This means that the birds were not administered antibiotics during rearing. Antibiotic use is common practice in facilities where birds are raised in dismal cramped conditions to help prevent the spread of disease and encourage faster growth. A recent study in Environmental Health Perspectives found that organic poultry operations—in which antibiotics are not given to birds—had significantly lower levels of drug-resistant bacteria than their conventionally raised counterparts.
Farmers must demonstrate that their birds have been allowed access to the great outdoors to forage. But the ease of this access and how often the birds use it are big question marks. The upshot is that you have to query farmers directly about their raising conditions. Some would say that true pasture-raised poultry has terroir, meaning that, like a fine wine, you can taste the nature that produced it.
This just means that the chickens are allowed to move freely where they are raised (which might be in the barn) and are not confined to cages. Outdoor access is not required.
Hormones are not allowed in poultry production in Canada, so this label is guilty of irrelevance.
Organic poultry products come from birds fed 100 percent organic feed containing no animal byproducts, antibiotics, or genetically modified ingredients. In a 2010 study, only 5.6 percent of organically raised birds were infected with Salmonella, compared with 38.8 percent of conventionally raised ones. Regulations can vary from province to province, but animal welfare such as access to the outdoors is also often taken into account.

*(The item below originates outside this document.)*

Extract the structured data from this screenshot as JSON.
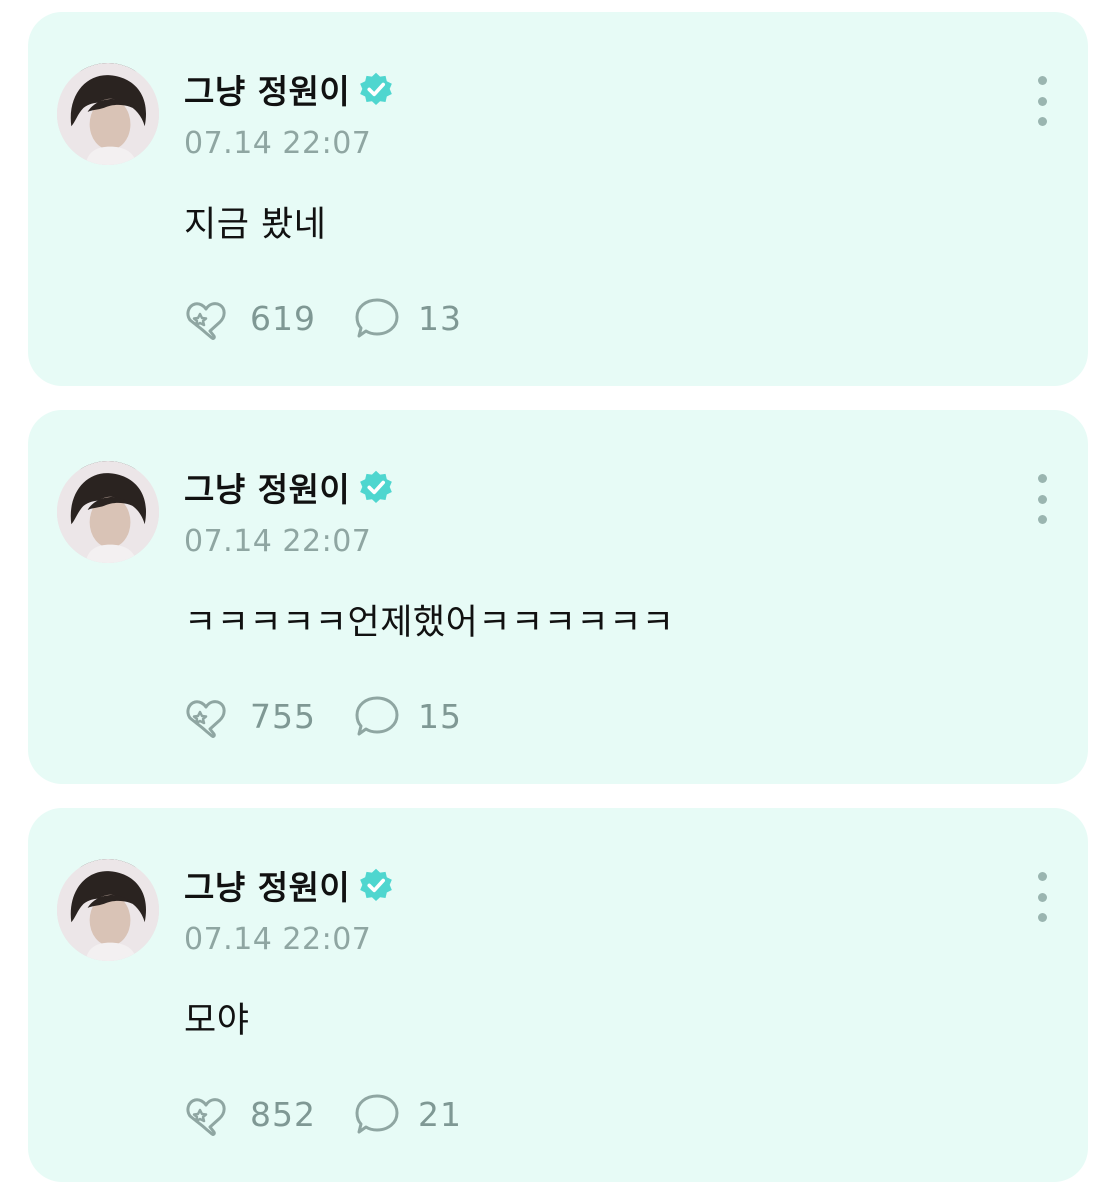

The grain given to the animals contains no animal byproducts. Keep in mind that chickens are naturally omnivores and like to dig for items such as grubs when foraging outdoors, a practice that may increase the nutrition and taste of the meat. Also, if not specified as organic, vegetarian feed may contain genetically modified ingredients such as soy.